“I knew it was a strong story when I wrote it, because it had all my favorite elements that made a good story — the characters were strong, well-defined, and the relationships between the characters gave it a special quality. I enjoyed creating it very much, and I’m pleased that it’s held up so well through the years.”
Stage Settings, The Spirit #52,
Kitchen Sink Press, Feb. 1989

The two remaining John Law tales soon became Spirit stories as well, with ‘The Half Dead Mr. Lox’ (February 19, 1950) keeping it’s title while ‘Ratt Gutt’ became ‘Ratt Trap’ (January 29, 1950).

Art from the incomplete Nubbin material also found its way into Spirit stories, with characters altered and scripts rewritten.

John Law the Scientective?

Followers of The Spirit would be most familiar with the Law stories that were appropriated for The Spirit Section in 1950, but the character’s origin can perhaps be traced back to 1939 and the original Quality Comics publications produced by Everett “Busy”Arnold in the ’30s and ’40s. Eisner had a business relationship with Arnold, packaging comic books and creating a myriad of characters like Lady Luck and Mr. Mystic, two strips that featured as back-ups in The Spirit Section as well as feature strips in Arnold’s Quality Comics line. One of these titles — Smash Comics —featured a character called John Law, Scientective. Debuting in the third issue of Smash (October, 1939), the series was short-lived, lasting only until the tenth issue. Eisner obviously thought the name had potential.

John Law © Will Eisner
Cover to the Eclipse Comics one-shot from 1983, "Will Eisner's John Law, Detective". Artwork by Will Eisner.

John Law eclipsed

John Law and Nubbin would see the light of day again, more than thirty years after The Spirit Section ended, in a single, full color issue — John Law, Detective #1 (Eclipse Comics, April, 1983).

This time, the classic Spirit stories would be stripped back to reveal the original John Law story structure, dialogue and art (based on stats found by Cat Yronwode, a friend of Eisner and Eclipse editor at the time). The book also featured a moody new cover by Eisner, unused art and a very comprehensive history of the character’s checkered past. The stories though, were gaudily colored and several Spirit/Law corrections missed, making it a flawed gem for Eisner completists.

These flaws were finally rectified in the 2004 print edition of Will Eisner's JOHN LAW: Dead Man Walking (IDW, 2004), an 80 page volume of new Law material by writer/artist Gary Chaloner that also included, for the first time since 1948, the original Eisner classics, fully restored and “colored” in glorious black and white.

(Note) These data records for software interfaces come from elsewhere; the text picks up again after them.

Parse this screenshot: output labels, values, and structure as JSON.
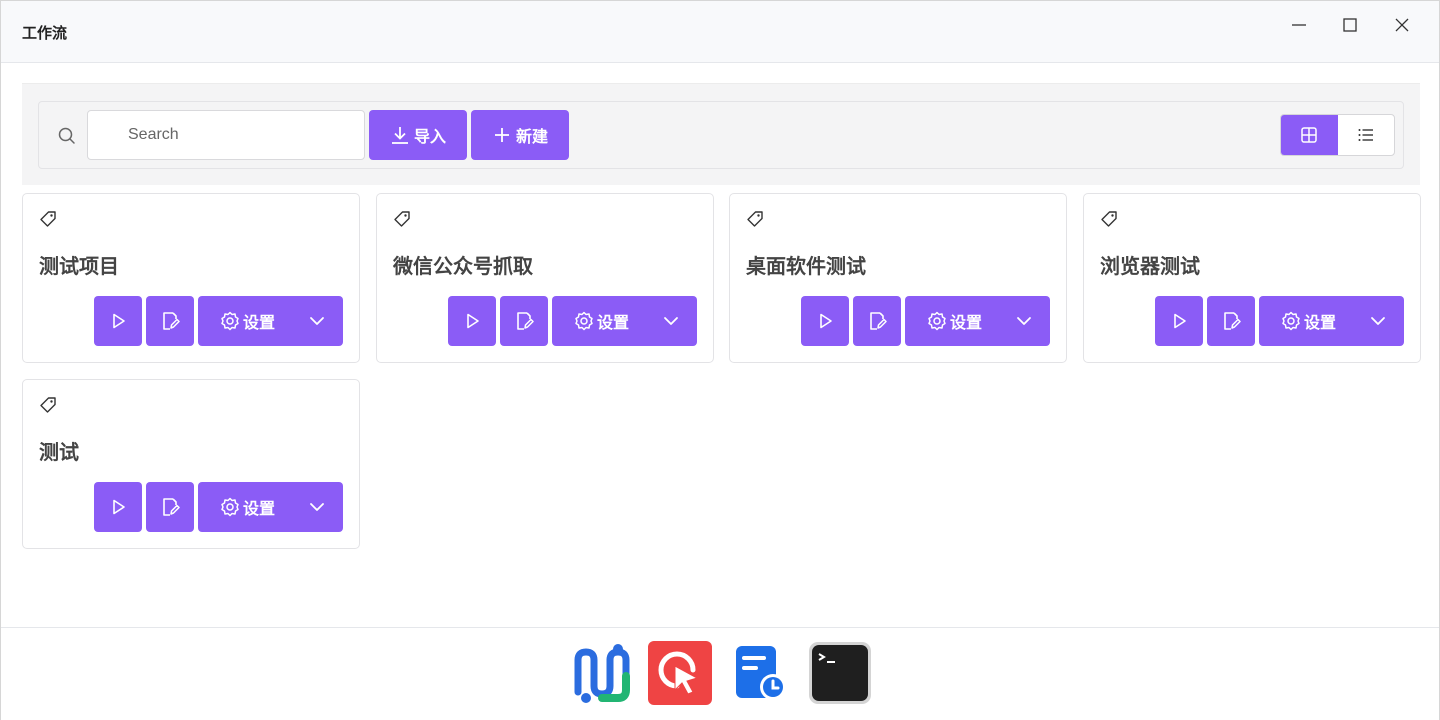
{
  "window": {
    "title": "工作流"
  },
  "toolbar": {
    "search_placeholder": "Search",
    "import_label": "导入",
    "new_label": "新建"
  },
  "cards": [
    {
      "title": "测试项目",
      "settings_label": "设置"
    },
    {
      "title": "微信公众号抓取",
      "settings_label": "设置"
    },
    {
      "title": "桌面软件测试",
      "settings_label": "设置"
    },
    {
      "title": "浏览器测试",
      "settings_label": "设置"
    },
    {
      "title": "测试",
      "settings_label": "设置"
    }
  ],
  "dock": {
    "apps": [
      "workflow-app-icon",
      "click-automation-app-icon",
      "scheduled-task-app-icon",
      "terminal-app-icon"
    ]
  },
  "colors": {
    "accent": "#8b5cf6",
    "titlebar_bg": "#f8f9fb",
    "toolbar_bg": "#f4f4f5"
  }
}
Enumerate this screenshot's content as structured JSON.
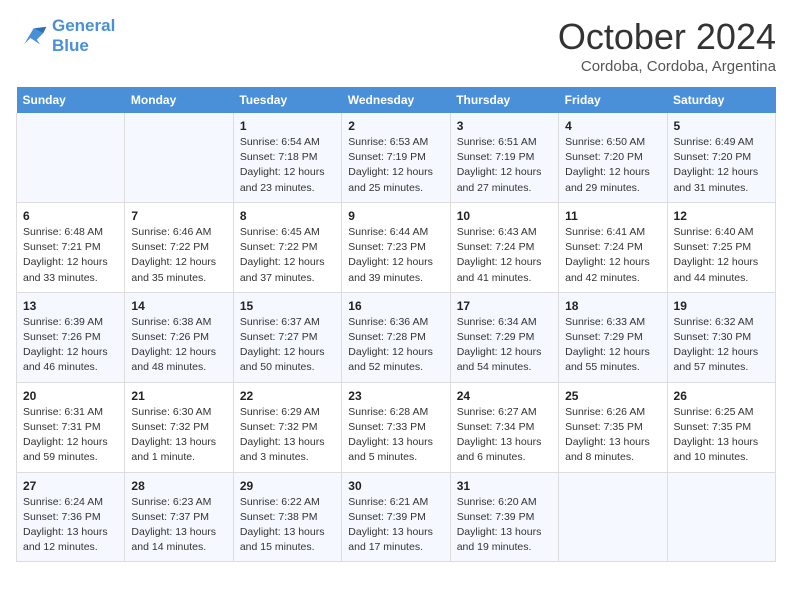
{
  "header": {
    "logo_line1": "General",
    "logo_line2": "Blue",
    "month": "October 2024",
    "location": "Cordoba, Cordoba, Argentina"
  },
  "days_of_week": [
    "Sunday",
    "Monday",
    "Tuesday",
    "Wednesday",
    "Thursday",
    "Friday",
    "Saturday"
  ],
  "weeks": [
    [
      {
        "day": "",
        "info": ""
      },
      {
        "day": "",
        "info": ""
      },
      {
        "day": "1",
        "sunrise": "6:54 AM",
        "sunset": "7:18 PM",
        "daylight": "12 hours and 23 minutes."
      },
      {
        "day": "2",
        "sunrise": "6:53 AM",
        "sunset": "7:19 PM",
        "daylight": "12 hours and 25 minutes."
      },
      {
        "day": "3",
        "sunrise": "6:51 AM",
        "sunset": "7:19 PM",
        "daylight": "12 hours and 27 minutes."
      },
      {
        "day": "4",
        "sunrise": "6:50 AM",
        "sunset": "7:20 PM",
        "daylight": "12 hours and 29 minutes."
      },
      {
        "day": "5",
        "sunrise": "6:49 AM",
        "sunset": "7:20 PM",
        "daylight": "12 hours and 31 minutes."
      }
    ],
    [
      {
        "day": "6",
        "sunrise": "6:48 AM",
        "sunset": "7:21 PM",
        "daylight": "12 hours and 33 minutes."
      },
      {
        "day": "7",
        "sunrise": "6:46 AM",
        "sunset": "7:22 PM",
        "daylight": "12 hours and 35 minutes."
      },
      {
        "day": "8",
        "sunrise": "6:45 AM",
        "sunset": "7:22 PM",
        "daylight": "12 hours and 37 minutes."
      },
      {
        "day": "9",
        "sunrise": "6:44 AM",
        "sunset": "7:23 PM",
        "daylight": "12 hours and 39 minutes."
      },
      {
        "day": "10",
        "sunrise": "6:43 AM",
        "sunset": "7:24 PM",
        "daylight": "12 hours and 41 minutes."
      },
      {
        "day": "11",
        "sunrise": "6:41 AM",
        "sunset": "7:24 PM",
        "daylight": "12 hours and 42 minutes."
      },
      {
        "day": "12",
        "sunrise": "6:40 AM",
        "sunset": "7:25 PM",
        "daylight": "12 hours and 44 minutes."
      }
    ],
    [
      {
        "day": "13",
        "sunrise": "6:39 AM",
        "sunset": "7:26 PM",
        "daylight": "12 hours and 46 minutes."
      },
      {
        "day": "14",
        "sunrise": "6:38 AM",
        "sunset": "7:26 PM",
        "daylight": "12 hours and 48 minutes."
      },
      {
        "day": "15",
        "sunrise": "6:37 AM",
        "sunset": "7:27 PM",
        "daylight": "12 hours and 50 minutes."
      },
      {
        "day": "16",
        "sunrise": "6:36 AM",
        "sunset": "7:28 PM",
        "daylight": "12 hours and 52 minutes."
      },
      {
        "day": "17",
        "sunrise": "6:34 AM",
        "sunset": "7:29 PM",
        "daylight": "12 hours and 54 minutes."
      },
      {
        "day": "18",
        "sunrise": "6:33 AM",
        "sunset": "7:29 PM",
        "daylight": "12 hours and 55 minutes."
      },
      {
        "day": "19",
        "sunrise": "6:32 AM",
        "sunset": "7:30 PM",
        "daylight": "12 hours and 57 minutes."
      }
    ],
    [
      {
        "day": "20",
        "sunrise": "6:31 AM",
        "sunset": "7:31 PM",
        "daylight": "12 hours and 59 minutes."
      },
      {
        "day": "21",
        "sunrise": "6:30 AM",
        "sunset": "7:32 PM",
        "daylight": "13 hours and 1 minute."
      },
      {
        "day": "22",
        "sunrise": "6:29 AM",
        "sunset": "7:32 PM",
        "daylight": "13 hours and 3 minutes."
      },
      {
        "day": "23",
        "sunrise": "6:28 AM",
        "sunset": "7:33 PM",
        "daylight": "13 hours and 5 minutes."
      },
      {
        "day": "24",
        "sunrise": "6:27 AM",
        "sunset": "7:34 PM",
        "daylight": "13 hours and 6 minutes."
      },
      {
        "day": "25",
        "sunrise": "6:26 AM",
        "sunset": "7:35 PM",
        "daylight": "13 hours and 8 minutes."
      },
      {
        "day": "26",
        "sunrise": "6:25 AM",
        "sunset": "7:35 PM",
        "daylight": "13 hours and 10 minutes."
      }
    ],
    [
      {
        "day": "27",
        "sunrise": "6:24 AM",
        "sunset": "7:36 PM",
        "daylight": "13 hours and 12 minutes."
      },
      {
        "day": "28",
        "sunrise": "6:23 AM",
        "sunset": "7:37 PM",
        "daylight": "13 hours and 14 minutes."
      },
      {
        "day": "29",
        "sunrise": "6:22 AM",
        "sunset": "7:38 PM",
        "daylight": "13 hours and 15 minutes."
      },
      {
        "day": "30",
        "sunrise": "6:21 AM",
        "sunset": "7:39 PM",
        "daylight": "13 hours and 17 minutes."
      },
      {
        "day": "31",
        "sunrise": "6:20 AM",
        "sunset": "7:39 PM",
        "daylight": "13 hours and 19 minutes."
      },
      {
        "day": "",
        "info": ""
      },
      {
        "day": "",
        "info": ""
      }
    ]
  ]
}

Which brings us to the last twist in the tale, one last ironic note in the tangled publishing career of the pipe-smoking detective...

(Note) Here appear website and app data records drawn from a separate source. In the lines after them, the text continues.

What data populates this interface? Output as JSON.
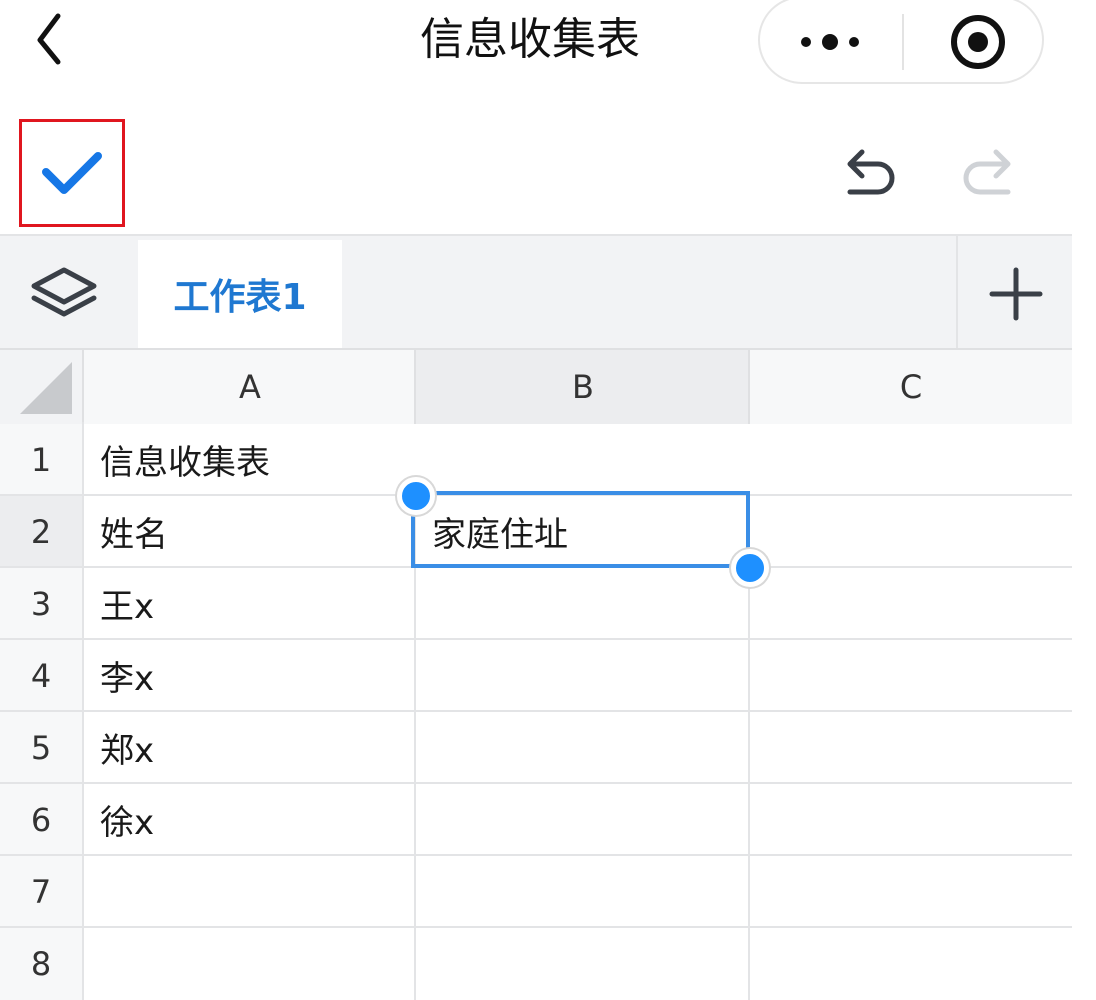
{
  "header": {
    "title": "信息收集表"
  },
  "tabs": {
    "sheets": [
      {
        "label": "工作表1",
        "active": true
      }
    ]
  },
  "grid": {
    "columns": [
      "A",
      "B",
      "C"
    ],
    "rows": [
      "1",
      "2",
      "3",
      "4",
      "5",
      "6",
      "7",
      "8"
    ],
    "cells": {
      "A1": "信息收集表",
      "A2": "姓名",
      "B2": "家庭住址",
      "A3": "王x",
      "A4": "李x",
      "A5": "郑x",
      "A6": "徐x"
    },
    "selected_cell": "B2"
  },
  "colors": {
    "accent": "#1f78d1",
    "selection": "#3a8ee6",
    "handle": "#1e90ff",
    "highlight_box": "#e0161f"
  },
  "icons": {
    "back": "chevron-left-icon",
    "more": "more-dots-icon",
    "close_target": "target-icon",
    "confirm": "check-icon",
    "undo": "undo-icon",
    "redo": "redo-icon",
    "layers": "layers-icon",
    "add_sheet": "plus-icon"
  }
}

In the development of Dead Man Walking, one of the new Law stories by Chaloner, “The Opal Skull” was originally a Spirit story (!) produced for the unpublished ninth issue of Kitchen Sink’s The Spirit: The New Adventures.

So it would seem, after many years of being in the shadow of The Spirit, that justice has been served, and John Law (together with Nubbin, Lady Luck and Mr Mystic) can walk tall in new adventures both online and in print.